More discussions about patient
References in periodicals archive ?
For bedridden patients, patients with superficial wounds who live in myiasis-endemic areas, or patients who undergo a tracheostomy or have open wounds, health workers and caregivers should consider preventive care of wounds, which are risk factors for myiasis infection.
Many of the jobs humans would like robots to perform, such as packing items in warehouses, assisting bedridden patients, or aiding soldiers on the front lines, aren't yet possible because robots still don't recognize and easily handle common objects.
This simple invention helps to avoid the need of catheters that are a known cause for infections, and during this short testing it has already detected acute dehydration cases that have saved the lives of bedridden patients. I am aware there are many solutions to be implemented; this is why I always try to motivate raw material suppliers, manufacturers, and OEMs to think out of the box.
"We have seen oversized bath wipe products created for the elderly or bedridden patients becoming popular with younger consumers who frequent outdoor festivals, concerts and events," says Cali Carter, marketing coordinator at Chino, Calif.-based Diamond Wipes International Inc., a wet wipes converter.
Murashko NK, 2012, Stages of kinetotherapy and therapeutic massage for long time bedridden patients, Abstract
Are failing to take observations and administer medications on time, inability to turn bedridden patients two hourly, skipping hygiene cares, inability to mobilise patients regularly, failing to provide comprehensive patient education, not answering call bells, all too familiar aspects of too many nurses' shifts, too often?
Totally dependent on others, my wife received every kindness and care from a dedicated staff looking after helpless, bedridden patients, a large number of whom were suffering from dementia.

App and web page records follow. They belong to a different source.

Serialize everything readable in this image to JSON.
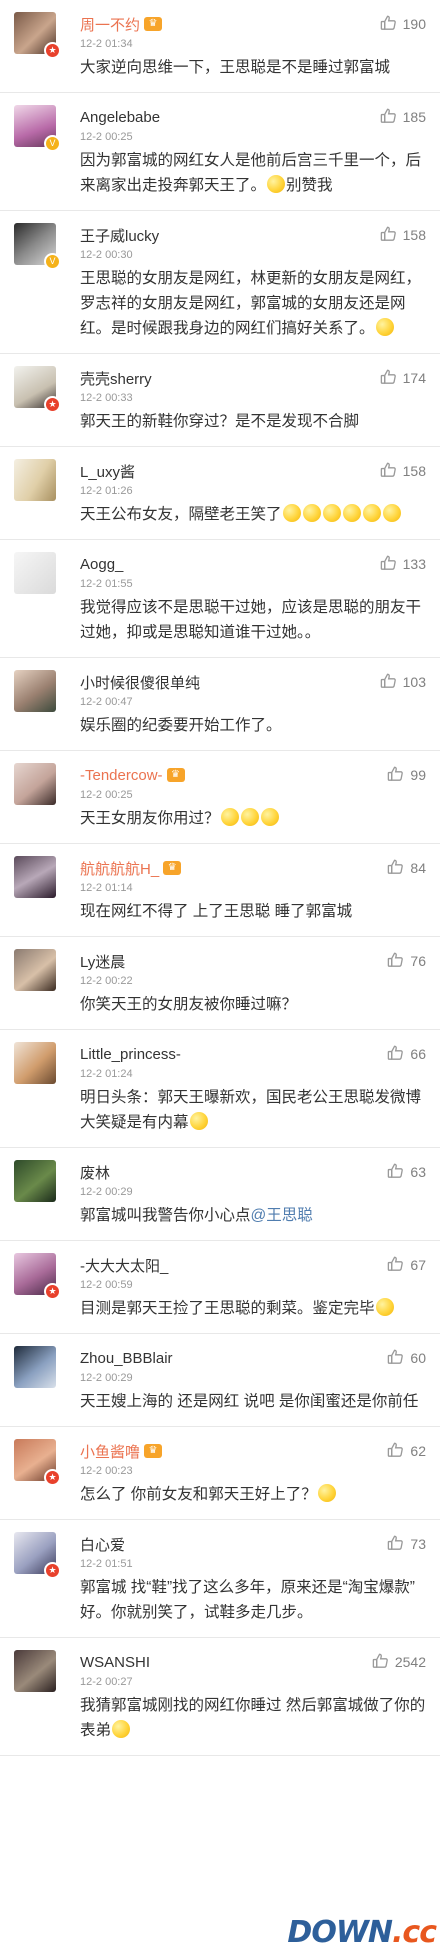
{
  "comments": [
    {
      "name": "周一不约",
      "name_color": "orange",
      "vip": true,
      "badge": "red",
      "time": "12-2 01:34",
      "likes": "190",
      "segments": [
        {
          "t": "大家逆向思维一下，王思聪是不是睡过郭富城"
        }
      ]
    },
    {
      "name": "Angelebabe",
      "name_color": "normal",
      "vip": false,
      "badge": "gold",
      "time": "12-2 00:25",
      "likes": "185",
      "segments": [
        {
          "t": "因为郭富城的网红女人是他前后宫三千里一个，后来离家出走投奔郭天王了。"
        },
        {
          "e": 1
        },
        {
          "t": "别赞我"
        }
      ]
    },
    {
      "name": "王子威lucky",
      "name_color": "normal",
      "vip": false,
      "badge": "gold",
      "time": "12-2 00:30",
      "likes": "158",
      "segments": [
        {
          "t": "王思聪的女朋友是网红，林更新的女朋友是网红，罗志祥的女朋友是网红，郭富城的女朋友还是网红。是时候跟我身边的网红们搞好关系了。"
        },
        {
          "e": 1
        }
      ]
    },
    {
      "name": "壳壳sherry",
      "name_color": "normal",
      "vip": false,
      "badge": "red",
      "time": "12-2 00:33",
      "likes": "174",
      "segments": [
        {
          "t": "郭天王的新鞋你穿过？是不是发现不合脚"
        }
      ]
    },
    {
      "name": "L_uxy酱",
      "name_color": "normal",
      "vip": false,
      "badge": "",
      "time": "12-2 01:26",
      "likes": "158",
      "segments": [
        {
          "t": "天王公布女友，隔壁老王笑了"
        },
        {
          "e": 6
        }
      ]
    },
    {
      "name": "Aogg_",
      "name_color": "normal",
      "vip": false,
      "badge": "",
      "time": "12-2 01:55",
      "likes": "133",
      "segments": [
        {
          "t": "我觉得应该不是思聪干过她，应该是思聪的朋友干过她，抑或是思聪知道谁干过她。。"
        }
      ]
    },
    {
      "name": "小时候很傻很单纯",
      "name_color": "normal",
      "vip": false,
      "badge": "",
      "time": "12-2 00:47",
      "likes": "103",
      "segments": [
        {
          "t": "娱乐圈的纪委要开始工作了。"
        }
      ]
    },
    {
      "name": "-Tendercow-",
      "name_color": "orange",
      "vip": true,
      "badge": "",
      "time": "12-2 00:25",
      "likes": "99",
      "segments": [
        {
          "t": "天王女朋友你用过？"
        },
        {
          "e": 3
        }
      ]
    },
    {
      "name": "航航航航H_",
      "name_color": "orange",
      "vip": true,
      "badge": "",
      "time": "12-2 01:14",
      "likes": "84",
      "segments": [
        {
          "t": "现在网红不得了 上了王思聪 睡了郭富城"
        }
      ]
    },
    {
      "name": "Ly迷晨",
      "name_color": "normal",
      "vip": false,
      "badge": "",
      "time": "12-2 00:22",
      "likes": "76",
      "segments": [
        {
          "t": "你笑天王的女朋友被你睡过嘛？"
        }
      ]
    },
    {
      "name": "Little_princess-",
      "name_color": "normal",
      "vip": false,
      "badge": "",
      "time": "12-2 01:24",
      "likes": "66",
      "segments": [
        {
          "t": "明日头条：郭天王曝新欢，国民老公王思聪发微博大笑疑是有内幕"
        },
        {
          "e": 1
        }
      ]
    },
    {
      "name": "废林",
      "name_color": "normal",
      "vip": false,
      "badge": "",
      "time": "12-2 00:29",
      "likes": "63",
      "segments": [
        {
          "t": "郭富城叫我警告你小心点"
        },
        {
          "m": "@王思聪"
        }
      ]
    },
    {
      "name": "-大大大太阳_",
      "name_color": "normal",
      "vip": false,
      "badge": "red",
      "time": "12-2 00:59",
      "likes": "67",
      "segments": [
        {
          "t": "目测是郭天王捡了王思聪的剩菜。鉴定完毕"
        },
        {
          "e": 1
        }
      ]
    },
    {
      "name": "Zhou_BBBlair",
      "name_color": "normal",
      "vip": false,
      "badge": "",
      "time": "12-2 00:29",
      "likes": "60",
      "segments": [
        {
          "t": "天王嫂上海的 还是网红 说吧 是你闺蜜还是你前任"
        }
      ]
    },
    {
      "name": "小鱼酱噜",
      "name_color": "orange",
      "vip": true,
      "badge": "red",
      "time": "12-2 00:23",
      "likes": "62",
      "segments": [
        {
          "t": "怎么了 你前女友和郭天王好上了？"
        },
        {
          "e": 1
        }
      ]
    },
    {
      "name": "白心爱",
      "name_color": "normal",
      "vip": false,
      "badge": "red",
      "time": "12-2 01:51",
      "likes": "73",
      "segments": [
        {
          "t": "郭富城 找“鞋”找了这么多年，原来还是“淘宝爆款” 好。你就别笑了，试鞋多走几步。"
        }
      ]
    },
    {
      "name": "WSANSHI",
      "name_color": "normal",
      "vip": false,
      "badge": "",
      "time": "12-2 00:27",
      "likes": "2542",
      "segments": [
        {
          "t": "我猜郭富城刚找的网红你睡过 然后郭富城做了你的表弟"
        },
        {
          "e": 1
        }
      ]
    }
  ],
  "watermark": {
    "main": "DOWN",
    "suffix": ".cc"
  },
  "icons": {
    "like": "thumbs-up-icon",
    "vip": "crown-icon",
    "emoji": "smiley-emoji-icon"
  },
  "colors": {
    "orange_name": "#eb7350",
    "mention": "#507daf",
    "badge_red": "#e8412c",
    "badge_gold": "#f5b21a"
  }
}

[sup][3] The characteristics of AHRU are sudden-onset, painless, and massive anal bleeding in bedridden patients with severe underlying disease, as is the case in most patients in the ICU.
After authorities arrived, the bedridden patients were transported by ambulance to other care centers or a hospital.
One such unnamed talent is Thomas Casson''s energised portrayal of a hospital administrator - shades of Basil Fawlty - facing the chop after convict volunteer workers steal computers and bedridden patients escape on mobility scooters.
Pressure ulcers are a high-risk, high-volume, and high-cost problem for hospitalized and bedridden patients. Overall pressure ulcer prevalence rates have been reported at 12.3 percent across all facilities, with prevalence being highest in long-term acute care facilities (22%), and facility-acquired prevalence being highest in adult intensive care units (8.8%-10.3%) [1].